VTel in Dispute Over Concerns About Chinese Firm Huawei: FirstLight, the Albany telecommunications company that acquired Vermont’s Sovernet in 2017, is seeking to connect with the network of Vermont Telephone Co. Inc., or VTel, the private Springfield-based company that provides landline service to 14 Vermont villages and 4G LTE wireless internet to many areas of the state. Under the federal Telecommunications Act, carriers like VTel are required to let competitors interconnect in order to share traffic. FirstLight is seeking portability for phone numbers that it requires in order to serve customers in VTel’s territory. But VTel is refusing, saying it needs assurance first that FirstLight isn’t using any equipment made by Huawei, one of two Chinese companies that have come under scrutiny lately by national security agencies as possible security threats. VT Digger

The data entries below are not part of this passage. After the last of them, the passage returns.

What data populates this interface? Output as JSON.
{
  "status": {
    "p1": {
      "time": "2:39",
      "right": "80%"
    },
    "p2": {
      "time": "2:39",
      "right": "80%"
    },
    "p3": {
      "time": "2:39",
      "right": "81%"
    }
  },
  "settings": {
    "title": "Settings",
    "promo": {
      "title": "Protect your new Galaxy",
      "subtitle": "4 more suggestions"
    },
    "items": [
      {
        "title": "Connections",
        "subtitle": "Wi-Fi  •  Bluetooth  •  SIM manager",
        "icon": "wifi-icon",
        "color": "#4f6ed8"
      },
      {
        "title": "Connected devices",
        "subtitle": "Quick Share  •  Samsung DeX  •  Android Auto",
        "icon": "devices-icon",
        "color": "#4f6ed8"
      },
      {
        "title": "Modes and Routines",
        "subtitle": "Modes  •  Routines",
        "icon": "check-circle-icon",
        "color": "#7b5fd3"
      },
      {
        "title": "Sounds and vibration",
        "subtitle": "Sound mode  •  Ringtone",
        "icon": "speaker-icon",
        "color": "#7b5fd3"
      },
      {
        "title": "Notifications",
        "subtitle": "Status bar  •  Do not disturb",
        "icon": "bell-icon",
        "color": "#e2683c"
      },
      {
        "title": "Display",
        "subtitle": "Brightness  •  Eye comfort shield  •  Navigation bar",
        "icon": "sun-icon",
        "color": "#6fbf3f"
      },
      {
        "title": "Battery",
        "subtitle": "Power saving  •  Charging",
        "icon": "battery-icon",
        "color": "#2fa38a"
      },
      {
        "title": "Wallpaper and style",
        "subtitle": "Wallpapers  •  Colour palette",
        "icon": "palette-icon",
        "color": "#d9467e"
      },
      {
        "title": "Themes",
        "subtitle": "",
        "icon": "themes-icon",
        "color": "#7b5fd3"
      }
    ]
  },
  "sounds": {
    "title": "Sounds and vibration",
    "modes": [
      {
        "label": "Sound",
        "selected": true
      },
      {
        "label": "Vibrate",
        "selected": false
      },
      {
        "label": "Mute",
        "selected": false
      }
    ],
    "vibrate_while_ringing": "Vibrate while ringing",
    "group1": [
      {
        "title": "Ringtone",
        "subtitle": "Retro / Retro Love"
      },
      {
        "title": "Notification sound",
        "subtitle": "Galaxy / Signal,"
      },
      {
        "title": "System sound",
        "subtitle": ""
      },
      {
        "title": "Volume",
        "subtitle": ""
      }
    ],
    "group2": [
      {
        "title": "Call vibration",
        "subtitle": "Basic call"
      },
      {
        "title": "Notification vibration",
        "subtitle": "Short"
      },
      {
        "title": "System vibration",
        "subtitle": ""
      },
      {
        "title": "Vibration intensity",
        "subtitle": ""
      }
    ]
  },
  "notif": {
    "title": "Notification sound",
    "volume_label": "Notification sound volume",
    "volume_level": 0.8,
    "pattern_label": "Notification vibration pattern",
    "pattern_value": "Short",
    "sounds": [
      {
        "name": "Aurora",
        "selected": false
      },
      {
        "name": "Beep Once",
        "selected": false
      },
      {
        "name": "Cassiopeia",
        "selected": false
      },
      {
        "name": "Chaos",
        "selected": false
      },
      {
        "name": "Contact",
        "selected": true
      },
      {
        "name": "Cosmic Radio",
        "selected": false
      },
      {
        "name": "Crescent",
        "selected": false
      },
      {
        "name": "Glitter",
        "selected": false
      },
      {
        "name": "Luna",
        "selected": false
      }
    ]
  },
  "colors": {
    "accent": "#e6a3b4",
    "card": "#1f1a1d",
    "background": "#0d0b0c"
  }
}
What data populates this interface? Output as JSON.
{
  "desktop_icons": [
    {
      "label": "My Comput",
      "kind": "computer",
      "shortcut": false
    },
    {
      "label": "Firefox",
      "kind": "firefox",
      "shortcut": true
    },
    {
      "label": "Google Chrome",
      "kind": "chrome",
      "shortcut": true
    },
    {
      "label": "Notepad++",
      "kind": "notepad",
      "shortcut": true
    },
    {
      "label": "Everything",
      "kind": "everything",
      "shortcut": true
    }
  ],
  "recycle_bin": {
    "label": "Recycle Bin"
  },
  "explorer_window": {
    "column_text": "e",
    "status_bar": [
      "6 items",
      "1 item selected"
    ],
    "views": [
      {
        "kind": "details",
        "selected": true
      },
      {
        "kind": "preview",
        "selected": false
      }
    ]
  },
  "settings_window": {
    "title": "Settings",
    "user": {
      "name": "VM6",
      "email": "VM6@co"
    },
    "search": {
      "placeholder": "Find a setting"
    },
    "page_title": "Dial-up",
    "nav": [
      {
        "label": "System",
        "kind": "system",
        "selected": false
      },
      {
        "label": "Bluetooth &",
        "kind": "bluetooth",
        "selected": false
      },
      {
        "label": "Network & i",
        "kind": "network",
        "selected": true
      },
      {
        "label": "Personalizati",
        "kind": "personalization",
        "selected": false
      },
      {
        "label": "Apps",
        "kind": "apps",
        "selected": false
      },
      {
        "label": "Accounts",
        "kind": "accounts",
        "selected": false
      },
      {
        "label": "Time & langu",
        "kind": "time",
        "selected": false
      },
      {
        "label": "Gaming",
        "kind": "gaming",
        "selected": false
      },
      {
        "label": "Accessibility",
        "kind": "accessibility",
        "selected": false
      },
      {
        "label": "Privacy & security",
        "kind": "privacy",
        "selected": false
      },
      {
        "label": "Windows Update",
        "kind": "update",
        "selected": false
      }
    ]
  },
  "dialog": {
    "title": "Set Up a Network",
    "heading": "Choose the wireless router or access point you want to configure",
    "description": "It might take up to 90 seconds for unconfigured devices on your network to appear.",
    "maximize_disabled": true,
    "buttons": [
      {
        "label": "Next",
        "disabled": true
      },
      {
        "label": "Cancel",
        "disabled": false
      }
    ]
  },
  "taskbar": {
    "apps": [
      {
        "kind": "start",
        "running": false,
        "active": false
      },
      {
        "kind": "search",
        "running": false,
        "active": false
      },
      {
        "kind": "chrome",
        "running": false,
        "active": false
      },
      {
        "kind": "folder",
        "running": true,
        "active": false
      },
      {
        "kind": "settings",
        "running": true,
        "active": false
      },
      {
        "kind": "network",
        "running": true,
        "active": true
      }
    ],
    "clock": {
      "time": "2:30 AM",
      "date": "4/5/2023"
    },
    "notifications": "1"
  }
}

3. WHAT DATE FOR THE TECH CAFE?: Due to the over whelming interest in a Cavendish Connections Tech Cafe, Cavendish Connects is co-sponsoring the first cafe with the Cavendish Fletcher Community Library in Proctorsville. You will be able to bring your smart phone, laptop, tablet (iPad) to learn how to use them as well as how to use Facebook, Instagram and other social media sites. This will be free and open to the Cavendish community.
The Cafe will be held at the Cavendish Library so we can take full advantage of their computers and Internet access.
We need to hear from you about what dates would work best for you:
Tuesdays May 7, 14, 21 or 28 from 6-8 pm
Saturdays May 4, 11, or 18 from 2-4 pm
Please e-mail email@example.com with the dates that work best for you to attend or to volunteer to help with the “tech desk.”
FEBRUARY 11 (MONDAY): Cavendish Select Board Meeting, 6:30 pm Cavendish Town Office.
FEBRUARY 12 (TUESDAY): Cavendish Fire District #2 Annual Meeting; 7:30 Pm Cavendish Town Office. Warning information is available at the Cavendish Connects Calendar.
FEBRUARY 18 (MONDAY): President’s Day. Legal Holiday. Town Office Closed. Note schools will be open.
FEBRUARY 24 (SUNDAY): Paint and Munch fundraiser to benefit Cavendish Library. Tickets are $40 per person and include a painting lesson and delicious meal. The event will be from 1-4 at the library. FMI & Reservation: Kata at 802-226-7503
FEBRUARY 27 (WEDNESDAY): Annual School District Meeting and Informational Meeting will take place at Green Mountain Union High School Auditorium on Wed. Feb. 27, at 7 pm.
MARCH 4 (MONDAY): Town Meeting
MARCH 5 (TUESDAY): VOTING! Proctorsville Fire Department from 10-7.
MARCH 31 (SUNDAY): Cavendish Historical Society Annual Meeting, 4pm at the Cavendish Baptist Church. As part of the this event, the film “Alone in the Wilderness” will be shown. This is free and open to the public. FMI: 802-226-7807 or firstname.lastname@example.org